What you will do:
Copy out the lines of the material that include the string "xpack".

Extracted data:
========

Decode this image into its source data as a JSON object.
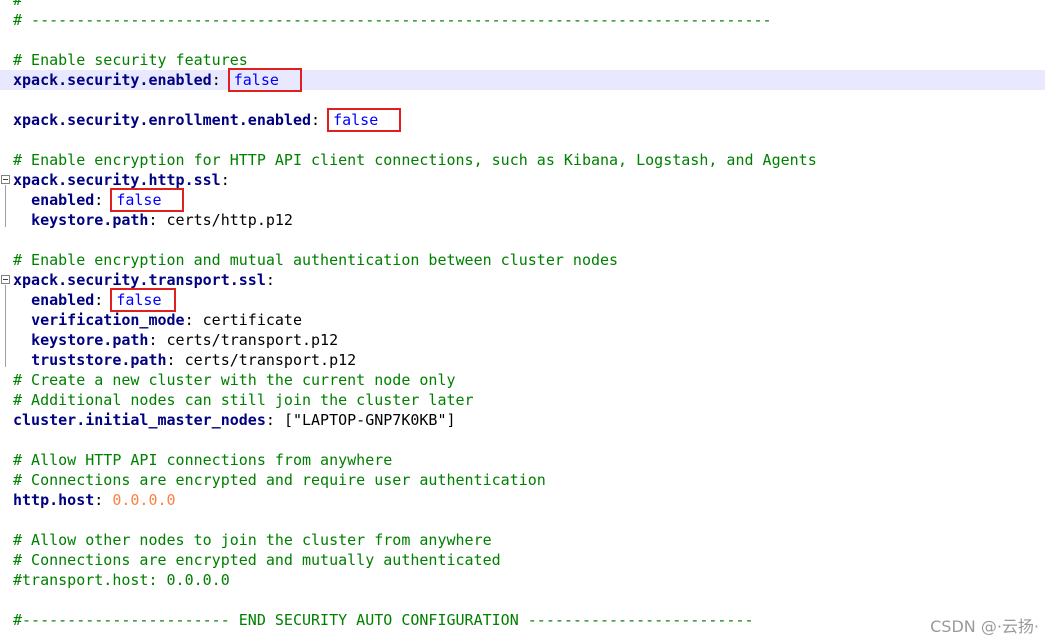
{
  "editor": {
    "lines": [
      {
        "t": "comment",
        "text": "#"
      },
      {
        "t": "comment",
        "text": "# ----------------------------------------------------------------------------------"
      },
      {
        "t": "blank"
      },
      {
        "t": "comment",
        "text": "# Enable security features"
      },
      {
        "t": "kv",
        "key": "xpack.security.enabled",
        "value": "false",
        "vtype": "bool",
        "highlight": true,
        "current": true,
        "boxw": 70
      },
      {
        "t": "blank"
      },
      {
        "t": "kv",
        "key": "xpack.security.enrollment.enabled",
        "value": "false",
        "vtype": "bool",
        "highlight": true,
        "boxw": 70
      },
      {
        "t": "blank"
      },
      {
        "t": "comment",
        "text": "# Enable encryption for HTTP API client connections, such as Kibana, Logstash, and Agents"
      },
      {
        "t": "section",
        "key": "xpack.security.http.ssl",
        "fold": true
      },
      {
        "t": "kv",
        "indent": 2,
        "key": "enabled",
        "value": "false",
        "vtype": "bool",
        "highlight": true,
        "boxw": 70
      },
      {
        "t": "kv",
        "indent": 2,
        "key": "keystore.path",
        "value": "certs/http.p12",
        "vtype": "plain"
      },
      {
        "t": "blank"
      },
      {
        "t": "comment",
        "text": "# Enable encryption and mutual authentication between cluster nodes"
      },
      {
        "t": "section",
        "key": "xpack.security.transport.ssl",
        "fold": true
      },
      {
        "t": "kv",
        "indent": 2,
        "key": "enabled",
        "value": "false",
        "vtype": "bool",
        "highlight": true,
        "boxw": 62
      },
      {
        "t": "kv",
        "indent": 2,
        "key": "verification_mode",
        "value": "certificate",
        "vtype": "plain"
      },
      {
        "t": "kv",
        "indent": 2,
        "key": "keystore.path",
        "value": "certs/transport.p12",
        "vtype": "plain"
      },
      {
        "t": "kv",
        "indent": 2,
        "key": "truststore.path",
        "value": "certs/transport.p12",
        "vtype": "plain"
      },
      {
        "t": "comment",
        "text": "# Create a new cluster with the current node only"
      },
      {
        "t": "comment",
        "text": "# Additional nodes can still join the cluster later"
      },
      {
        "t": "kv",
        "key": "cluster.initial_master_nodes",
        "value": "[\"LAPTOP-GNP7K0KB\"]",
        "vtype": "plain"
      },
      {
        "t": "blank"
      },
      {
        "t": "comment",
        "text": "# Allow HTTP API connections from anywhere"
      },
      {
        "t": "comment",
        "text": "# Connections are encrypted and require user authentication"
      },
      {
        "t": "kv",
        "key": "http.host",
        "value": "0.0.0.0",
        "vtype": "ip"
      },
      {
        "t": "blank"
      },
      {
        "t": "comment",
        "text": "# Allow other nodes to join the cluster from anywhere"
      },
      {
        "t": "comment",
        "text": "# Connections are encrypted and mutually authenticated"
      },
      {
        "t": "comment",
        "text": "#transport.host: 0.0.0.0"
      },
      {
        "t": "blank"
      },
      {
        "t": "comment",
        "text": "#----------------------- END SECURITY AUTO CONFIGURATION -------------------------"
      }
    ]
  },
  "watermark": "CSDN @·云扬·",
  "colors": {
    "comment": "#008000",
    "key": "#000080",
    "bool": "#0000ff",
    "ip": "#ff8040",
    "highlight_box": "#e02020",
    "current_line": "#e8e8ff"
  }
}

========

Written solution:
        "key": "xpack.security.enabled",
        "key": "xpack.security.enrollment.enabled",
        "key": "xpack.security.http.ssl",
        "key": "xpack.security.transport.ssl",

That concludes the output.